For over two decades now, a Virtual Private Network (VPN) stands for online security, privacy, and anonymity. Despite its humble beginnings, after many updates and improvements, the software turned out to be one of the most used things for protecting yourself from the dangers lurking all over the Internet.
Now, this network has found a use worldwide, in people’s homes and workplaces, on home networks or public ones. It’s used by individuals and companies that are trying to avoid restrictions on the Internet, but at the same time protect their fragile information from all kinds of surveillance and possible cyber-attacks.

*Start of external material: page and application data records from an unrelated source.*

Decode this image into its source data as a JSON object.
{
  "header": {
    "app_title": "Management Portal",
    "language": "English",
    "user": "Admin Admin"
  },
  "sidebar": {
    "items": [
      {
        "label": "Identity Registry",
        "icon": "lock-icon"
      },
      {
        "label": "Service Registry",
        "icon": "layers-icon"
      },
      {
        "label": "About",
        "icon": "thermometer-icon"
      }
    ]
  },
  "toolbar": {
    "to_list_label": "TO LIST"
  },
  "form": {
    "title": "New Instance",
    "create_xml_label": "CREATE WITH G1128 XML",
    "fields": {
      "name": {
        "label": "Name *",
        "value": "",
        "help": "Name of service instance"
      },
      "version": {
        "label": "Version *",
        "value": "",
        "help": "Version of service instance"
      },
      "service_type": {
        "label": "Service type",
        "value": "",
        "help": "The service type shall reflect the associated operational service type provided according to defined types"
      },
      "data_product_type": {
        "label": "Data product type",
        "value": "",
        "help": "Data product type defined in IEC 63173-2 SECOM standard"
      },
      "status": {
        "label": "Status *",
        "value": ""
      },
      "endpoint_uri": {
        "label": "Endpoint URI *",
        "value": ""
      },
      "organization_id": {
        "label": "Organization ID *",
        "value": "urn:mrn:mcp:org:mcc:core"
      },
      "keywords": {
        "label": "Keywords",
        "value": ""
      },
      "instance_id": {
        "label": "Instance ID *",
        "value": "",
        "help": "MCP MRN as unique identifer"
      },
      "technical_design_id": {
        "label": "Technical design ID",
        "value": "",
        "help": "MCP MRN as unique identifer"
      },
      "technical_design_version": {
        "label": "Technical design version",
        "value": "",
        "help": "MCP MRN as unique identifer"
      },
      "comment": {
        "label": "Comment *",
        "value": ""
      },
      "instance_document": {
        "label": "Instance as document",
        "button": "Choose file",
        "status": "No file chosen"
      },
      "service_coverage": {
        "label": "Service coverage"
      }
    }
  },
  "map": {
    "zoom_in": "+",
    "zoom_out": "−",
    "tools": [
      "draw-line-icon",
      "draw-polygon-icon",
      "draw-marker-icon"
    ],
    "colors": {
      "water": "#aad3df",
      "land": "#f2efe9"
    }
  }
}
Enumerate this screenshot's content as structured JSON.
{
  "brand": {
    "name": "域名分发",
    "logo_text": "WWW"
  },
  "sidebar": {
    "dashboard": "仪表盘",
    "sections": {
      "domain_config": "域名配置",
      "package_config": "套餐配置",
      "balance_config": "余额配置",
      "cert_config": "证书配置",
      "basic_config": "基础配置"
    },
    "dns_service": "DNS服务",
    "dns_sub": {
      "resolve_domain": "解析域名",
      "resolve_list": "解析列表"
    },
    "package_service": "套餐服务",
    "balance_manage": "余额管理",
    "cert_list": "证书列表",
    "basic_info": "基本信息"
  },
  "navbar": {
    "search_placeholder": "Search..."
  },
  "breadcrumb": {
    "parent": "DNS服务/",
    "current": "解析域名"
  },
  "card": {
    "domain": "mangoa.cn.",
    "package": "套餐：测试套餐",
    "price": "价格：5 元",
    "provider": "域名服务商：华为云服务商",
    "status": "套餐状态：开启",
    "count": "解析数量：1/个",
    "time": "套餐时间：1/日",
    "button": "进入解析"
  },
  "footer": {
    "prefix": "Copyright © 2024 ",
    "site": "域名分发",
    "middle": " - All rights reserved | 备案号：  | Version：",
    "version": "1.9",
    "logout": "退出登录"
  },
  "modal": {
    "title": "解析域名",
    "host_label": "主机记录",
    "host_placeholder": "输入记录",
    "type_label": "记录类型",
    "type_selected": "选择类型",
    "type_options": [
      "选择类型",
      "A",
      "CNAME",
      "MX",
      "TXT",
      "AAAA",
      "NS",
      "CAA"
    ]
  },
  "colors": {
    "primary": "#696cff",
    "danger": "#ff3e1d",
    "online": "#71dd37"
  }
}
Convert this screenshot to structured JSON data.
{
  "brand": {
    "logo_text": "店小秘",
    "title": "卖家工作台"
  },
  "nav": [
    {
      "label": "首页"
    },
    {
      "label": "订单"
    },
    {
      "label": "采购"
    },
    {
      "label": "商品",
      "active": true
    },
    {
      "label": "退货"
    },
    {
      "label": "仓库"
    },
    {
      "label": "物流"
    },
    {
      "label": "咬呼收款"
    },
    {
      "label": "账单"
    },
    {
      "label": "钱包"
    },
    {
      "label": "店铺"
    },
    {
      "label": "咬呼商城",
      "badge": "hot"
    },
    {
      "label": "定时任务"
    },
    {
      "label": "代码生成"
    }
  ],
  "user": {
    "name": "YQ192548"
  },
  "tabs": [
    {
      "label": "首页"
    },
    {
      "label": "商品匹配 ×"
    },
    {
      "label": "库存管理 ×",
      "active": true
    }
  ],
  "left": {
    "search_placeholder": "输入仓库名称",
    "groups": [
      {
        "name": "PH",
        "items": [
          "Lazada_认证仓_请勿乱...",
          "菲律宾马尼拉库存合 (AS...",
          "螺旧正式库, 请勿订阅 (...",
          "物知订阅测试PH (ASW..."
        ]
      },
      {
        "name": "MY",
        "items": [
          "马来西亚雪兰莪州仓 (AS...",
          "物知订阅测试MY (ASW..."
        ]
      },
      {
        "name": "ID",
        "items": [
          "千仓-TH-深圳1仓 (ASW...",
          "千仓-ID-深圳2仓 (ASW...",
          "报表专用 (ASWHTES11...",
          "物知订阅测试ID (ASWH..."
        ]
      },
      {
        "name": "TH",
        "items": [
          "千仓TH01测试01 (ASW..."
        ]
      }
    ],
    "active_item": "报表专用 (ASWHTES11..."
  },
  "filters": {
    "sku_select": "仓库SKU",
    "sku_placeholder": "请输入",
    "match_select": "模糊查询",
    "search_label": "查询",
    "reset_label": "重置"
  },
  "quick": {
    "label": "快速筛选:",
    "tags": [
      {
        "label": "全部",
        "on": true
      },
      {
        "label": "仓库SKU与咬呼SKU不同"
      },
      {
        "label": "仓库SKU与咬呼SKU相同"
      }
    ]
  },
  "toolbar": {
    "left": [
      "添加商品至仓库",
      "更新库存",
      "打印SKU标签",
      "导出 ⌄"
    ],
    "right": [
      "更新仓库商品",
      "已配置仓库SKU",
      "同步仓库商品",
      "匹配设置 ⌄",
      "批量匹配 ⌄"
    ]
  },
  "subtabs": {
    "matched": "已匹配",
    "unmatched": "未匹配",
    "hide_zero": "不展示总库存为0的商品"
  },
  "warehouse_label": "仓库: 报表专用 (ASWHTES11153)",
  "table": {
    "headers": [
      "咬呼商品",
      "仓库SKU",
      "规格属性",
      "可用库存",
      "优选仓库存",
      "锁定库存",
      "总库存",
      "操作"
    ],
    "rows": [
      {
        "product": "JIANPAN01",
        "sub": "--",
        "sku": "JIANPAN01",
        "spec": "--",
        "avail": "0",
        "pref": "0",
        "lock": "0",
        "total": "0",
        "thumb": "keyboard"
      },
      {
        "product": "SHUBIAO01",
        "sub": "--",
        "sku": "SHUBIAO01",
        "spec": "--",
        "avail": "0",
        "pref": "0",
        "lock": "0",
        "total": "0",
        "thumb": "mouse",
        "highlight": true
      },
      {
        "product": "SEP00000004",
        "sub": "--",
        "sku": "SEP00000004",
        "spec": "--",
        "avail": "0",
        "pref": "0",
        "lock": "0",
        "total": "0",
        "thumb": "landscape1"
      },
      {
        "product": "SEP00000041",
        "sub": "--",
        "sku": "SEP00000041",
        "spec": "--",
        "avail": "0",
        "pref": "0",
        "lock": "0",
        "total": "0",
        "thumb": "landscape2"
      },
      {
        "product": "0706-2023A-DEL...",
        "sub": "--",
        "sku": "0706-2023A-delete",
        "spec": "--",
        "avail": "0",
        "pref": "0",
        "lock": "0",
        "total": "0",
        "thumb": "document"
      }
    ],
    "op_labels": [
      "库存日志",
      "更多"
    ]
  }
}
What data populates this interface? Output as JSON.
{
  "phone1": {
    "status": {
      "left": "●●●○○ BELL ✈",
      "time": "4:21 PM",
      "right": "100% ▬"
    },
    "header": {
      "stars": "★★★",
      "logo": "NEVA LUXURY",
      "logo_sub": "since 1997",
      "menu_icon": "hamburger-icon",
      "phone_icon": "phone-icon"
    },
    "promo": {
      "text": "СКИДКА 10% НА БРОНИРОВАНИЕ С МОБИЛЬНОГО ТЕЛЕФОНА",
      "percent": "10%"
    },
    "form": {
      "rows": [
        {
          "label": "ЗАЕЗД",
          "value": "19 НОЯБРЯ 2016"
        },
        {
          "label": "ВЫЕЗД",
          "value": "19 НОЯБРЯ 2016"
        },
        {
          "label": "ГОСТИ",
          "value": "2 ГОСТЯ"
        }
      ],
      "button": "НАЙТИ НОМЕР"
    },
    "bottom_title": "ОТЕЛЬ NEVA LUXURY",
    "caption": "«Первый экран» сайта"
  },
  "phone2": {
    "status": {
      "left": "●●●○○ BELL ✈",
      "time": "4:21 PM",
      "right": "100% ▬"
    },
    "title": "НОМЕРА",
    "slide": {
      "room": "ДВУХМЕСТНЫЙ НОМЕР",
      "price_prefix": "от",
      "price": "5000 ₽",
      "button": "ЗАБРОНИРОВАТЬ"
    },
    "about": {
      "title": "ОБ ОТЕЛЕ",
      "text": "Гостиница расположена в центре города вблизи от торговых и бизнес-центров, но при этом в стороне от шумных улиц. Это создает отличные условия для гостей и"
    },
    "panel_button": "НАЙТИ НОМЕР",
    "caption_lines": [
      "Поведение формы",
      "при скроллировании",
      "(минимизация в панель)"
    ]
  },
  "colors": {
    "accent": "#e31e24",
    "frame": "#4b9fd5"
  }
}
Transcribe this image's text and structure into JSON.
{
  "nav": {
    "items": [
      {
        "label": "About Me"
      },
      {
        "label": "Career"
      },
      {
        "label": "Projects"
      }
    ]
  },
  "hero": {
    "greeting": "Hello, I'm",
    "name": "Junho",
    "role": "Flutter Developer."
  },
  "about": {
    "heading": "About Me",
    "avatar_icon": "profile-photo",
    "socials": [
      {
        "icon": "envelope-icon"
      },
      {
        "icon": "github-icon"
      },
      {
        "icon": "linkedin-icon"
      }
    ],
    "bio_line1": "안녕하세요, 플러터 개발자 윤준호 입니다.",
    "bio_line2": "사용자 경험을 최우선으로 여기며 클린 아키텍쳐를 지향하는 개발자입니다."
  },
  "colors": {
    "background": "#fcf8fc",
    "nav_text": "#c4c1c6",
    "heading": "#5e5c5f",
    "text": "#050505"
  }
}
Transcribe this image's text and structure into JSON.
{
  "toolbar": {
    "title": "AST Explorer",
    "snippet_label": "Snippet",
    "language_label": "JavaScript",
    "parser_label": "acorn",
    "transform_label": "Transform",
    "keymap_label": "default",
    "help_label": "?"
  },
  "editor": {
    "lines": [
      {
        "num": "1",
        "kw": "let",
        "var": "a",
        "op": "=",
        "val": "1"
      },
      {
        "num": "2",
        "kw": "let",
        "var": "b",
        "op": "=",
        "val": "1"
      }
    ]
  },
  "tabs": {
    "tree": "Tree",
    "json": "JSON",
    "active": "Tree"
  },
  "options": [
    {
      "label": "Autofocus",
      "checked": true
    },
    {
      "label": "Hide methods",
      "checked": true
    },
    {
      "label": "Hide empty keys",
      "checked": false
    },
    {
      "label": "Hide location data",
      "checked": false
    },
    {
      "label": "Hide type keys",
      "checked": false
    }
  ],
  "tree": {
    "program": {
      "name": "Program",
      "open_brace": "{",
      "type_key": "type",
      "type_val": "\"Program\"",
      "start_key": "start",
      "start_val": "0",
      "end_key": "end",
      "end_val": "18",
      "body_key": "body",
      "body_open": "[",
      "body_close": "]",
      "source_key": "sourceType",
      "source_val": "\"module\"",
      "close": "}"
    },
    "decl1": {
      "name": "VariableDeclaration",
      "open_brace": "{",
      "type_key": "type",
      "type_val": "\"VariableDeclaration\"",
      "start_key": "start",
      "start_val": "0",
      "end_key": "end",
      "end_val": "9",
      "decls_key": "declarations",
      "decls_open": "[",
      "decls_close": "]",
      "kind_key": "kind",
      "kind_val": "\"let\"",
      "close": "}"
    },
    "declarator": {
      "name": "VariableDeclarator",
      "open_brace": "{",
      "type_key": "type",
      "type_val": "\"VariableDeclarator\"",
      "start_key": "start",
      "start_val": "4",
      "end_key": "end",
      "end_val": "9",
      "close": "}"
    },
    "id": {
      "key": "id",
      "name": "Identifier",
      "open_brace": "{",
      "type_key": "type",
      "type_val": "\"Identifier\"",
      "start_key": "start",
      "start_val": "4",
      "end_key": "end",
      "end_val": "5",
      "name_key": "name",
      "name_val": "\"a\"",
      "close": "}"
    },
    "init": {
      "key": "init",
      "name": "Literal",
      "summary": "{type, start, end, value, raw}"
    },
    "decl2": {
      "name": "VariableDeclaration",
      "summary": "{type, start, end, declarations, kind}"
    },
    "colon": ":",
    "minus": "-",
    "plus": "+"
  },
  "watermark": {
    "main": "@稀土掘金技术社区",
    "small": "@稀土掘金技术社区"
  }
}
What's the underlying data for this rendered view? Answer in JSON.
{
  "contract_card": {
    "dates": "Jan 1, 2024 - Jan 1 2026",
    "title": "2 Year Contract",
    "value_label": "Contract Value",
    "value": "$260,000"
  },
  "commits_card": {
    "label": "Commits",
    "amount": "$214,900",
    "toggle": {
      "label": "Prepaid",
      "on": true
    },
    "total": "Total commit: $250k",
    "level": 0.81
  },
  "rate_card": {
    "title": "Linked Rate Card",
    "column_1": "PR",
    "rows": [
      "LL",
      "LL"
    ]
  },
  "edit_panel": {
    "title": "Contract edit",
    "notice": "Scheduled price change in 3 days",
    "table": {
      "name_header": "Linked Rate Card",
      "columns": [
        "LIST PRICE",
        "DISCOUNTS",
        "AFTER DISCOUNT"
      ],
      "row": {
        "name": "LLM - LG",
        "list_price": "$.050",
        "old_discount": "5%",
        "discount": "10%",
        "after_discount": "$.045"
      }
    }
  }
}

Needless to say, VPNs are safe, or at least they should be. But does using this type of protection guarantee a flawless experience no matter what, or can they, after all, be tracked down and hacked?
To give an answer to this question, it’s important to start from the beginning, as it’s not so simple. First, you need to know how a VPN works.
What is a VPN and how does its encryption work?
Using a Virtual Private Network in order to protect yourself, works in a way that it creates a safe “tunnel” through the Internet. This tunnel is encrypted and when accessing the Internet through your Internet Service Provider (ISP) and it hides all of your online activity and traffic going from your computer to the wanted destination.
This means that your ISP can’t see or track anything that you visit or do on the Internet. Also, the websites or content you are trying to reach won’t have any information about you either, because your VPN provider will equip you with a different IP address, making yours invisible. This stops anyone from tracking you down, and also allows you to reach Geo-blocked content around the world.
Establishing a connection through a VPN is relatively easy. All you have to do is subscribe to one, connect to the Internet through your ISP, and then initiate a VPN connection through the installed client on your device. But now comes the more complicated part.
Every VPN provider has a set of security protocols and encryptions. These are the main keys to staying safe. The better the protocols and encryptions, the more protected you are.
A VPN security protocol is a set of rules for data transmission and encryption and some of the most widely used protocols are Point to Point Tunneling Protocol (PPTP), Layer Two Tunneling Protocol (L2TP), Internet Protocol Security (IPSec) and OpenVPN (SSL/TLS).
These protocols are encrypted to make your data unreadable to anyone trying to intercept your information, such as hackers. The VPN protocols utilize these algorithms creating this so-called “tunnel” that was mentioned before. It’s the perfect way to stay safe and anonymous, especially when you take into consideration that your IP address won’t be visible either.
However, not every single one of these protocols (or encryptions) will provide you with the same level of security. They all have their strengths and weaknesses. Many VPN providers offer more choices, allowing you to select one according to your needs. And depending on which one you use, you will get the answer to your question – can a VPN be hacked?
Unfortunately, the answer is yes.
Pretty much everything can be hacked. However, it’s not that simple and it happens only if you are a “high-value” target for the hackers. Chances are you are not, as most of us fall under the category of basic VPN users that simply want privacy.
The math behind a strong encryption is incredibly complex and trying to decrypt even a more outdated version would take months, even years.
If you want to feel fully protected, I recommend a VPN that offers only the highest quality encryptions and protocols. Don’t settle for something lower, if you value your privacy more than everything else a VPN has to offer.
Avoid using PPTP or L2TP/IPSec protocols. Instead, make sure you are using only the latest versions of the OpenVPN protocol, because it’s considered to be extremely secure.
In terms of encryption, make sure your VPN provider offers 2048-bit or 256-bit encryption as they are harder to crack. Rest assured, if anyone ever tries to hack you, these protocols and encryptions will be a real nightmare.
Bottom line, in 99.99% of cases if you are using a strong and reliable provider, you have nothing to worry about. Hacking a VPN requires only the best skills and hackers, are able to break the encryption by using its vulnerabilities, or by somehow stealing the encryption key.
Other than such a complicated thing, you will need the money and the resources. Breaking a strong encryption is demanding and time-consuming and may take many years to complete. Stealing the key is also not an easy task. So, I would say there is nothing to worry about.
Just make sure you choose a secure and trustworthy provider, and you are good to go. You are exposed to much more online dangers without one, so what harm would owning a VPN really do?